Here's Why Volvos Are Considered Safe
I recently stumbled upon a YouTube video of a violent crash between a 2008-2016 Volvo XC70 wagon and a transport truck traveling at full speed. Miraculously, the driver of the Volvo was okay. You hear these kinds of stories time and time again with Volvos, but why?
Watching that, it's insane to think the driver came out ok. But they did.
When the small overlap crash test arrived from NHTSA in 2014, it essentially re-wrote the safety ratings of so many vehicles. The test consisted of an impact, but instead of it happening on one-half of the front end, the small overlap crash test directed the entire force of the vehicle against just one quarter of the front end. Cars that we thought were safe, were no longer.

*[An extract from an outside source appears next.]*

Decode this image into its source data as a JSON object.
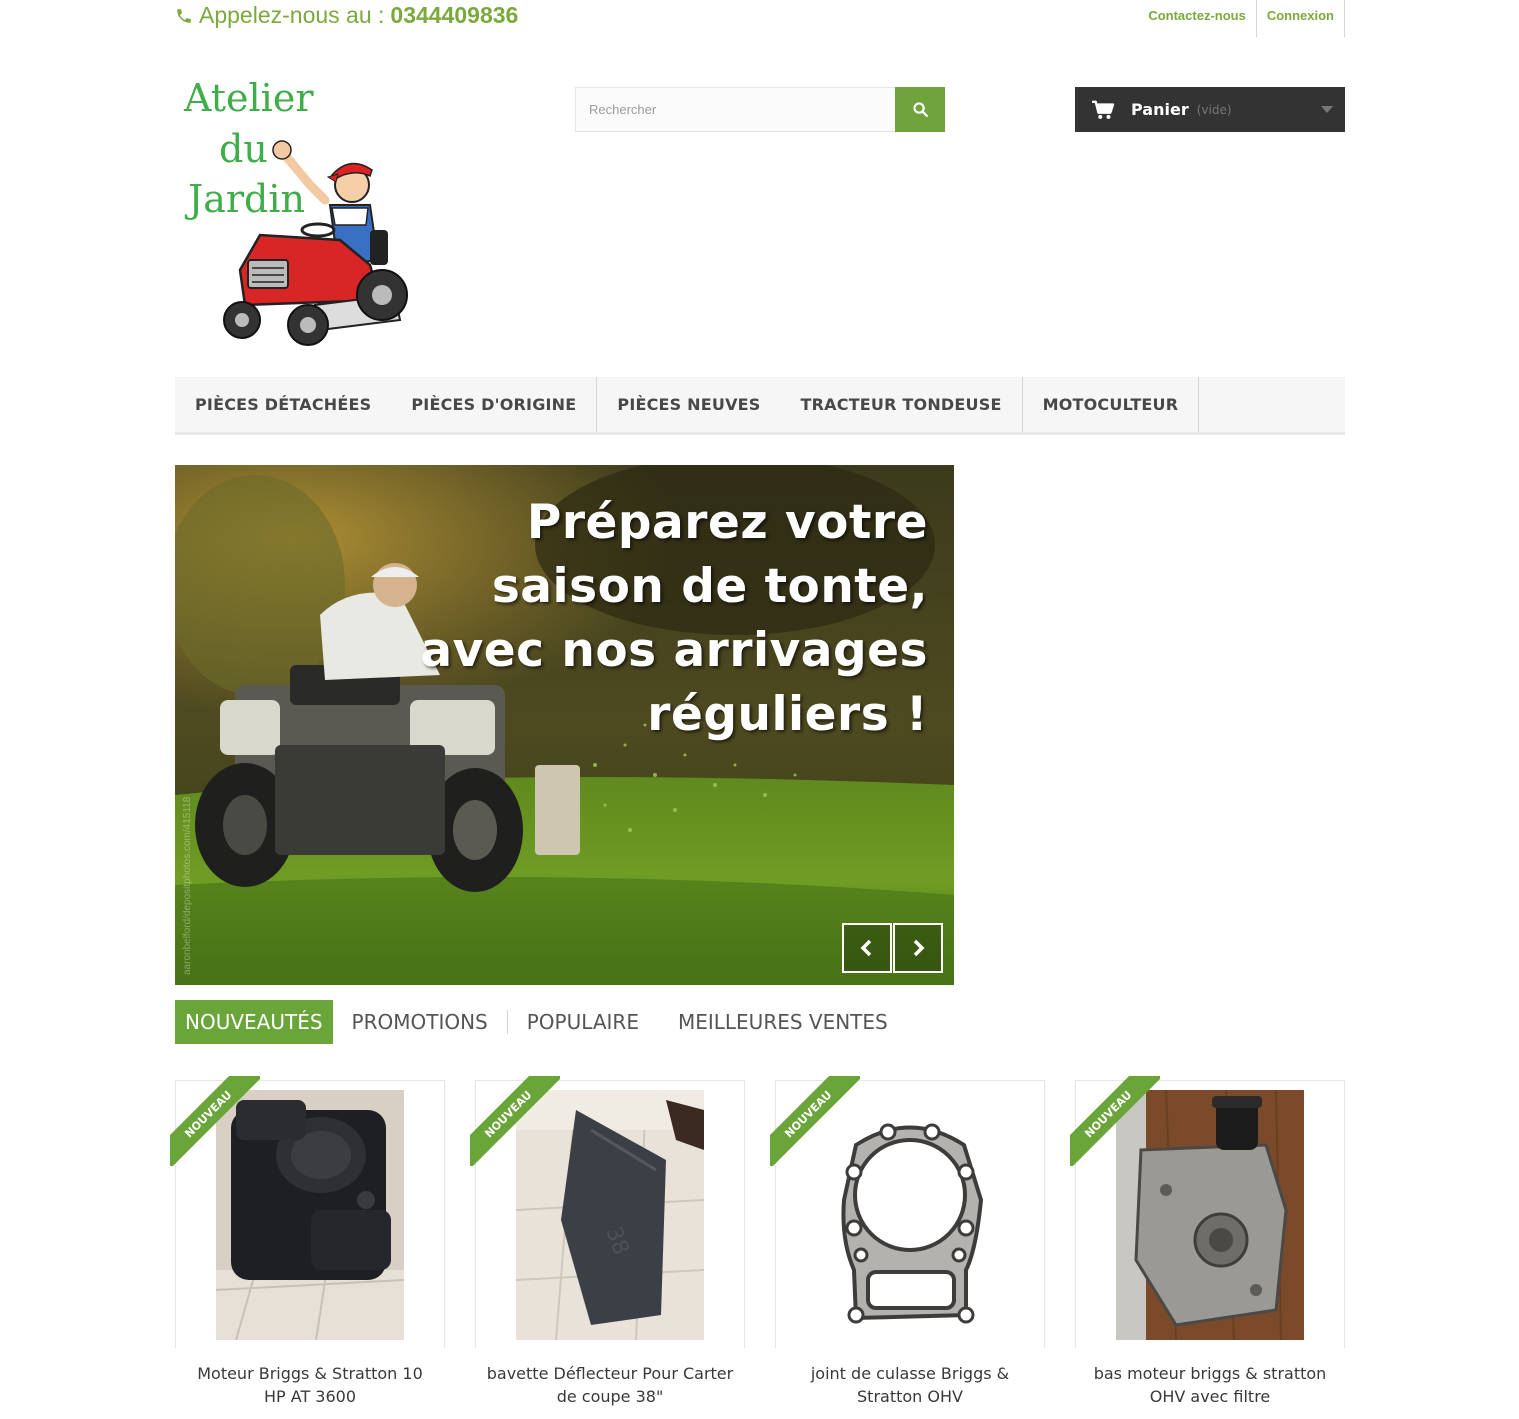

Videos of cars crumpling like a piece of paper were all over the news. The Audi A4 tested “poor”, as did the Lexus IS250, among others.
Now, watch what happens when the Volvo XC90 encounters the same scenario. And yes, it's an SUV versus a small car, but the results speak for themselves.
Before we get into Volvo, it's worth recounting a list of automotive safety advancements:
1944 - Laminated windshield
1958 - Seatbelt invented
1966 - Crumple zones designed into vehicle structure
1984 - Law passed in USA to require seatbelts
1987 - Volvo installed airbags in their first car
1994 - Side airbags released in Volvo 850
1998 - Law passed for airbags required in cars for passenger and driver
1998 - Curtain airbag in Volvo S80
2000 - Dual stage airbags
2012 - Pedestrian airbag Volvo V40
Volvo has always been either ahead, or near the front of the curve when it comes to safety. Take for instance, Volvo's implementation of airbags in 1987 for the 240, 11 years before legislation made it mandatory for both driver and passenger sides of the vehicle to have them. Here's a fun fact: NHTSA purchased a number of Volvo 240's and used these cars as the benchmark when formulating the standards by which modern cars are tested today. Clearly, Volvo knew about safety, and the industry began to recognize this.
There is one case study that I'd like to point out that demonstrated Volvo's commitment to safety more than others.
The 2003 Volvo XC90 was released during a time when rollovers of SUVs were still a major concern. The Firestone Tire and Ford Explorer controversy did little to quell the issue, as did the rollover crisis of the Mercedes A-Class. Volvo tackled these concerns in two ways: active, and passive safety.
Active safety was implemented with an electronic stability control system that mitigated the effects of a roll-overs through strategic braking of individual wheels. When sensors noticed an impending roll-over, the computer would cut engine power, and clamp the brakes down on the outer front wheel in an attempt to skid the wheel, as opposed to allowing the rubber tires to grip, and thus, roll the car.
Passive safety for the XC90 was beyond most cars of its generation. Key components such as the B-pillar, roof cross-member, and rear crash structure were made of high strength boron steel to ensure the passenger cell remained intact in a roll-over event. In fact, the governing body up to this point had only rated vehicles for roll-over based on mathematical equations, and not physical tests. Again, Volvo was ahead of the curve.
In addition to roll-overs, Volvo ensured the safety of other vehicle occupants by developing a structure below the engine that correctly impacts the crash safety mechanisms of smaller vehicles, reducing the chance of injury, and over-riding an opposing vehicle. Not to leave the third row occupants out of the story, the XC90 was the first 3-row vehicle to have curtain airbags for all occupants, as well as a rear crash structure to protect them in the case of a rear-end collision.
Safety doesn't just stop at active or passive safety for Volvo, it is integrated into a whole host of other facets that you never think about until you pause and realize that yes, it actually is a safety feature.
Why are their seats so comfortable and ergonomically designed? To reduce driver fatigue.
Why do most Volvo's have automatic climate control (First seen in the 700-series)? To reduce driver distraction and improve driver comfort so they can pay more attention to the road.
On the mechanical front, Volvo's were some of the first production vehicles to come equipped with ABS and disc brakes, for obvious reasons.
Let's take a look at a few crash or strength tests involving Volvos:
The "let's drive off a cliff" test with no CGI.
The "Stack as many cars on their roof as you can" test.
The "oops I rolled over" rollover test.
The "sleepy driver drives off the road into a ditch" test.
The high-tech vehicle-vehicle offset angle crash test
The "not-a-crash-test crash test." FYI: The Volvo 850 was launched in 1991 and yes, it can survive a crash.
Through this small snapshot of Volvo's history, it is easy to see that the basic tenants of safety are the pillars of what Volvo stands for. I leave you with a question. Should it be surprising how a 12-year old vehicle performed significantly better in a recent crash test than many other modern vehicles? Or should it be more surprising that other vehicles today are seemingly one step behind Volvo's safety?